The Christmas Ornament by dixē.flatlin3

img_7314The Christmas Ornament by dixē.flatlin3

My son and I recently unpacked our Christmas trees and decorations. We spent an evening drinking hot chocolate, setting up the decorations and watching The Nightmare Before Christmas. It’s a ritual I have had since the mid-90s, no need to exclude the kidlet from my fun.

As we were unpacking the decorations, I came across a familiar box, one that I have lugged around for over three decades. It has not changed much over the years, but this year I was struck by the peculiarity of my having kept an item for so long. Given its roots, why did I carefully tend to this heirloom?

It is simple ornament, a delicate, hand-blown glass orb with a few nibs in the shape of circles. I distinctly recall being highly unimpressed upon receiving it. And yet, I have kept it safe and sound despite its inauspicious roots.

I told my son that I vividly remember the circumstances of receiving the orb. It was a gift exchange in elementary school. Back then, I do not believe that these events were voluntary, and every kid had to draw a name and bring a gift. Or god forbid you did not bring a gift, and then the recipient went without…the horror! This was back in the days when you could only bring Valentines for the kids you like, so gift exchanges were odd. Given this Lord of the Flies setting, I also recall the poverty lines being very distinct in school. We were divided up into the: rich kids, poor kids, in-between kids, immigrant kids, unpopular kids, and the misfits. We were slowly forming the cliques and social groups that would carry over into middle school and beyond.

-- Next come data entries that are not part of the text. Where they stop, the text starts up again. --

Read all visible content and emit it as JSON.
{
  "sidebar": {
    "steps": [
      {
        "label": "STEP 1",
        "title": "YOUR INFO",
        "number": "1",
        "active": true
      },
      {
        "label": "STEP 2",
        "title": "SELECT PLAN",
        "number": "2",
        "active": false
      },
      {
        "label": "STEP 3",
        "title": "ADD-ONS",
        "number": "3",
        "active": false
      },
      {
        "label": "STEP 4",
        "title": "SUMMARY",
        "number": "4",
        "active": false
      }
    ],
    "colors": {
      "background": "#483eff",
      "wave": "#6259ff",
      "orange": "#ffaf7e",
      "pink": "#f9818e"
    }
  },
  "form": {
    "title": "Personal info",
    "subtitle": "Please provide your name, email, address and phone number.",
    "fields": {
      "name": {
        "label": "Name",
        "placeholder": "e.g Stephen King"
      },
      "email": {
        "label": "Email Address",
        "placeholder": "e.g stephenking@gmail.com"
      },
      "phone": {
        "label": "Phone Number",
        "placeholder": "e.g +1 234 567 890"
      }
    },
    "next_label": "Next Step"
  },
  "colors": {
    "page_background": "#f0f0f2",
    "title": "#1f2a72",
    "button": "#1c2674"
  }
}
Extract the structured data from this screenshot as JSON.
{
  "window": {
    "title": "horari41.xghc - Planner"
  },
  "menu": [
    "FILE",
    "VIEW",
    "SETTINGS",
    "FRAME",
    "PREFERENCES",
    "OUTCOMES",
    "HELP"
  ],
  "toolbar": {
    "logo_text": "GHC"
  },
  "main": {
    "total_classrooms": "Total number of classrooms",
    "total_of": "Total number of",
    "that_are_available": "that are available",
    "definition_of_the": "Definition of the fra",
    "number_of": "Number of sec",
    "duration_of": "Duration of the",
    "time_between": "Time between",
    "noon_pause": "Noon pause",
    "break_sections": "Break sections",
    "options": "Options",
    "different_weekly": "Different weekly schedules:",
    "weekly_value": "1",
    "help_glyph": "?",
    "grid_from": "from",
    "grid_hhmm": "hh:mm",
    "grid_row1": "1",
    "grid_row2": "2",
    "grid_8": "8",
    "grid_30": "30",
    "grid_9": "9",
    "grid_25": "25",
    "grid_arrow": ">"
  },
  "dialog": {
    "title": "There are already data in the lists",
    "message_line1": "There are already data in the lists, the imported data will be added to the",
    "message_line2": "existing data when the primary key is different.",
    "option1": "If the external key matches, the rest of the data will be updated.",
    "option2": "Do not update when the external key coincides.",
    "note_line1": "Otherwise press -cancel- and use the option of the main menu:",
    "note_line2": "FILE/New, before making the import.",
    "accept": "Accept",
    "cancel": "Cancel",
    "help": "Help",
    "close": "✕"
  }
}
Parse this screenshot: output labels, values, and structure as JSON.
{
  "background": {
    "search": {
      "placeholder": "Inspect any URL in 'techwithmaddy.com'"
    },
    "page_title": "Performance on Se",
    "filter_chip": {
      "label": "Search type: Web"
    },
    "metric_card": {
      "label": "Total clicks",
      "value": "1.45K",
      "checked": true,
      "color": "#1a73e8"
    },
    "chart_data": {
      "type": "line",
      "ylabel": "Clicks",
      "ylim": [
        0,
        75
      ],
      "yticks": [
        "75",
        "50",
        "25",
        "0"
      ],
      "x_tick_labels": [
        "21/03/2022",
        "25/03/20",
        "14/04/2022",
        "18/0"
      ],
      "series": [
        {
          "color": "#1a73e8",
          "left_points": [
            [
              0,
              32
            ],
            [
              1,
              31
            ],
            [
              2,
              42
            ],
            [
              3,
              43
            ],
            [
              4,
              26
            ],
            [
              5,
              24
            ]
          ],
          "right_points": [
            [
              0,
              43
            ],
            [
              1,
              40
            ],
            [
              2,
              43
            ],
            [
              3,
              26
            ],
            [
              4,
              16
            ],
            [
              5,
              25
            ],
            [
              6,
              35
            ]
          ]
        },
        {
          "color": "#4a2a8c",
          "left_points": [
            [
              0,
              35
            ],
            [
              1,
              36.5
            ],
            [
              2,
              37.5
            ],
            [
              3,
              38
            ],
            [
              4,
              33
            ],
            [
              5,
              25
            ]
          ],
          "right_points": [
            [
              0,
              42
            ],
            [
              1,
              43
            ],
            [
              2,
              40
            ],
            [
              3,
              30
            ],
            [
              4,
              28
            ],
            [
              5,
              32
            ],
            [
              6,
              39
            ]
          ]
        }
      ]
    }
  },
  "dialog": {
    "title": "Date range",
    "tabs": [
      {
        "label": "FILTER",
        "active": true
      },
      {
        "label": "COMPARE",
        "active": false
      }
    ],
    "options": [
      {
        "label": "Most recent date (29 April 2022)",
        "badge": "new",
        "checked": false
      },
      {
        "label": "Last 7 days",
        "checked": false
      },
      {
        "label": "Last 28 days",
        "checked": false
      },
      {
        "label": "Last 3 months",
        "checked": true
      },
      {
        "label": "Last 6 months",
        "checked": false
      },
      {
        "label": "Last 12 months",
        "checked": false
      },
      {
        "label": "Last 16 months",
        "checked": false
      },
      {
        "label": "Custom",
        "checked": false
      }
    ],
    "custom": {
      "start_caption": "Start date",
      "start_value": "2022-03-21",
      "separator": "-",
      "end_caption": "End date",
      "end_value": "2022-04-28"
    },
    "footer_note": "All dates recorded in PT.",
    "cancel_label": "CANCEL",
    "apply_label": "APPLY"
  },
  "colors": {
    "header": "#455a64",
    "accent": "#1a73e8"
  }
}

Why I vividly recall this is likely because the kid who gave me a gift this year was one of the poor, unpopular kids. Now, I fell somewhere into the in-between/misfits group, so I wasn’t high up on the food chain myself. However, I can still remember in detail the soft features of this pale-complected girl with gentle brown eyes and mousy brown hair. But I cannot tell you her name, and I know I do not have any yearbooks to discern who she was.

I sat with my child and showed him the beautiful ornament, which he admired, and I told him I would likely pass it on to him, should it withstand even more time. And I told him its origin story, emphasizing how disappointed I was when I opened the gift, which came in the same plain, brown box that houses it now, wrapped in nothing more than bubble wrap to protect its delicate contents. I could not tell you what anyone else received that day, I just know I thought that a glass ball was lame.

And yet, here we are, more than thirty years later, and that same fucking, glass ball endures. And it allowed me to show my child that one should never be ungracious for anything anyone gives to them, because you never know what will last.

Happy Holidaze,

df3

 

Advertisements